The Ministry of Information and Communications contends the VoIP companies have been running a de-facto telephone service without applying for the correct permits and complying with the country's Telecommunications Business Act. However, the issue goes a bit deeper than that and as it appaers, it's all about money once again.
The South Korean government, with the backing of major South Korean ISPs like Dacom, Korean Telecom and Hanaro has pushed for the ban because of the flat-rate calling plans offered by their American competitors. Korean companies still charge per minute for VoIP calls, while American VoIP companies have flat-rate plans for as little as $14.99 a month (Vonage Basic 500). The flat-rate plans have been popular for service members who aren't exactly living in luxury while on their military tours.
Last week, VoIP customers inside bases reportedly started receiving notices that they would no longer be able to use their VoIP service. The South Korean government had threatened to cut-off unapproved VoIP service last Saturady, but held off after the U.S. Forces Korea command requested a postponement.

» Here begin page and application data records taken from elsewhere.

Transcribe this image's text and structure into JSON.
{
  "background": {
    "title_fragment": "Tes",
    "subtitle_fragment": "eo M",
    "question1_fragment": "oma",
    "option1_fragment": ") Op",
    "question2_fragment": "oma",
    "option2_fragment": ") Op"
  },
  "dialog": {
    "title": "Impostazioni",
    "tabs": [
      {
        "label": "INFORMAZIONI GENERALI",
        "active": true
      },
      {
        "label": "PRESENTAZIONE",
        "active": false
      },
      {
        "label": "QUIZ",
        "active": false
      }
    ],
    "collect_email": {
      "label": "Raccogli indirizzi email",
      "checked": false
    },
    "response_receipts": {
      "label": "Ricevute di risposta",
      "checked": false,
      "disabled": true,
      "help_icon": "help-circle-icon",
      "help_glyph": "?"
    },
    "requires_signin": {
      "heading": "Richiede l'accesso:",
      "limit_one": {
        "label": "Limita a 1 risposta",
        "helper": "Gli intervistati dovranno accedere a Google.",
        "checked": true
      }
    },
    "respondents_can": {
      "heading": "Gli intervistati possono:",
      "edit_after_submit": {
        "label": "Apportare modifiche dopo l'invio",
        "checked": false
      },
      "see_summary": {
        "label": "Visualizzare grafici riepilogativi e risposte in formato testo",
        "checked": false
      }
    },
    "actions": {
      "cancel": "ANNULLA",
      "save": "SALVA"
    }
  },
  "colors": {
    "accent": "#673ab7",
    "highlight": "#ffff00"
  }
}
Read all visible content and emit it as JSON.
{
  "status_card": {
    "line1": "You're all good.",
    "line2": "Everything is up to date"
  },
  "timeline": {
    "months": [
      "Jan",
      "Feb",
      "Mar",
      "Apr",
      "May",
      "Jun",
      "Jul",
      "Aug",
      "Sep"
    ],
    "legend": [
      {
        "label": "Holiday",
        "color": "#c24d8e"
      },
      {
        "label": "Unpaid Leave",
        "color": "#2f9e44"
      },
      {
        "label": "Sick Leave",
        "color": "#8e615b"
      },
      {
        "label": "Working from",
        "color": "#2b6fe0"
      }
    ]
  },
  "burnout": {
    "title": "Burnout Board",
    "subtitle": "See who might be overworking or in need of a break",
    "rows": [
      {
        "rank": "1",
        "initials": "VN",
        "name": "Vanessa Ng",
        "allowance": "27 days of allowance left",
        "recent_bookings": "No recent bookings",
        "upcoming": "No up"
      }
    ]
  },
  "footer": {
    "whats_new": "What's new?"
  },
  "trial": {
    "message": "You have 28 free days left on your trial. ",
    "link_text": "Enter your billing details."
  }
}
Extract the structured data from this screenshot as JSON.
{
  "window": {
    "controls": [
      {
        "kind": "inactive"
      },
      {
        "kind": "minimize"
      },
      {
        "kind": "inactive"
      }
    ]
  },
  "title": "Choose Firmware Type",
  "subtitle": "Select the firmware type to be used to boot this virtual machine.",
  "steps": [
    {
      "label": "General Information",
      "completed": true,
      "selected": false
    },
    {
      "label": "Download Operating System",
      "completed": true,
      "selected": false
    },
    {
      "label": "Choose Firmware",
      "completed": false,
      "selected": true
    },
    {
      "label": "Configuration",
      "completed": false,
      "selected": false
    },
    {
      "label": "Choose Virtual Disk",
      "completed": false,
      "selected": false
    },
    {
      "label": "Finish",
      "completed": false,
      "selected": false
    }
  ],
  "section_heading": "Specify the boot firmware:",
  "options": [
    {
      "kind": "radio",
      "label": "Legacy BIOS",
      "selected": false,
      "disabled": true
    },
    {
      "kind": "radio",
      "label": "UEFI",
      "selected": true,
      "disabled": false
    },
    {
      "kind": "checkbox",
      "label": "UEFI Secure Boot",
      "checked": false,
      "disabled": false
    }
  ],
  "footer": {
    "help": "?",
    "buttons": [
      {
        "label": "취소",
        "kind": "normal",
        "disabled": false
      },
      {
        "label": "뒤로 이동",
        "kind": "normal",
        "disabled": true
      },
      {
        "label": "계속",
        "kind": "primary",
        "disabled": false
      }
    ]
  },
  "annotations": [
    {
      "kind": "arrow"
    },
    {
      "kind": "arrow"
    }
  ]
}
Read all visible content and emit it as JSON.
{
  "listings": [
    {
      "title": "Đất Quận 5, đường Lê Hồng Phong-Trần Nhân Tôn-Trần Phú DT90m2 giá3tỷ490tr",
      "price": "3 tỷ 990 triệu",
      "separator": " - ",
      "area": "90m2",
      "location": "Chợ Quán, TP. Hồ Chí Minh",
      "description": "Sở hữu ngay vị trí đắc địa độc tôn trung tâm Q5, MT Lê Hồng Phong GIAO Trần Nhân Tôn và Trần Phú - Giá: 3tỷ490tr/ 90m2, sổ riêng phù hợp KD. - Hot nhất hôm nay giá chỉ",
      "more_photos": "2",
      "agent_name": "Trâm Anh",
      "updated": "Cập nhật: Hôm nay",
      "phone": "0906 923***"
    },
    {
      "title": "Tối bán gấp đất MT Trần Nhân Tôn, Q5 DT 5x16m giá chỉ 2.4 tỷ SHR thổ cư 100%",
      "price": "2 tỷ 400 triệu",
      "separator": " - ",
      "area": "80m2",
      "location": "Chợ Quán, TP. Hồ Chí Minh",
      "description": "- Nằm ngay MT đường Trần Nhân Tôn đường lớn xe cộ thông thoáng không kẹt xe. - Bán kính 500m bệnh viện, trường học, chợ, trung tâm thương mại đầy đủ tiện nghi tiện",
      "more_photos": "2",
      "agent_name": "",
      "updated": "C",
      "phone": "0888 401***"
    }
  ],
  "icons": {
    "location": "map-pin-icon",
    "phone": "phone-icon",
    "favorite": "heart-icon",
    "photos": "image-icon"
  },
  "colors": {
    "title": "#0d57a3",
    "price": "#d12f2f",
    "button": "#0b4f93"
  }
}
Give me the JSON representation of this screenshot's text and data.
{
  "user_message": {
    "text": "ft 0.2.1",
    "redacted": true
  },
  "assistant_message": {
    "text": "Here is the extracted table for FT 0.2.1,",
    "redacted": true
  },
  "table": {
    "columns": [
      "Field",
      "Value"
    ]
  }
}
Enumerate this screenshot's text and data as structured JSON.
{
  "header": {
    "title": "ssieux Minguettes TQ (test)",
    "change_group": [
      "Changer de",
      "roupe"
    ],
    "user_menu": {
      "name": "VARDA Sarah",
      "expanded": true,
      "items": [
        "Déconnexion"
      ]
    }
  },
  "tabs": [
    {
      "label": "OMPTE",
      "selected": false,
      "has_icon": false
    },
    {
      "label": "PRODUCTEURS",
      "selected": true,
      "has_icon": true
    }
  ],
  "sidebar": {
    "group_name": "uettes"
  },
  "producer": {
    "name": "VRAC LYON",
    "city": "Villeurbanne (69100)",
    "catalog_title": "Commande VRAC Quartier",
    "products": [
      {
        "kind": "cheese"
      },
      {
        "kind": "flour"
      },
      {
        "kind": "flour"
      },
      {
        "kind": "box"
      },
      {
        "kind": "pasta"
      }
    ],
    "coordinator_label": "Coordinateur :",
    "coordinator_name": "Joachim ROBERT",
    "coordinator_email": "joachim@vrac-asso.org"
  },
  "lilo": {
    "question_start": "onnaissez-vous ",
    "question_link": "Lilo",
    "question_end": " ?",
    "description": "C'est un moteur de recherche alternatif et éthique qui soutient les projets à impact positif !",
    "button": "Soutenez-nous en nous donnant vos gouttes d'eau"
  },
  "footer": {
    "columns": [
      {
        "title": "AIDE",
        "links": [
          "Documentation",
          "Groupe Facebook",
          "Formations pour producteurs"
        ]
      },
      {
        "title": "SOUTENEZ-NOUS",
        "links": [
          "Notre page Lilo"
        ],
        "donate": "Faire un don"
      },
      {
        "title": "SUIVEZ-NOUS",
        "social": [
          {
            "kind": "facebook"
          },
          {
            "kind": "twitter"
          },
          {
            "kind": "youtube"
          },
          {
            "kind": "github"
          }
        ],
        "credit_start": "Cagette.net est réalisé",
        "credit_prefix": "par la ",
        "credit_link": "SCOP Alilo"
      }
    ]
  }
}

If South Korea eventually succeeds in banning American VoIP companies, service members will be forced to used approved South Korean ISPs, which charge 13 cents per minute for VoIP calls.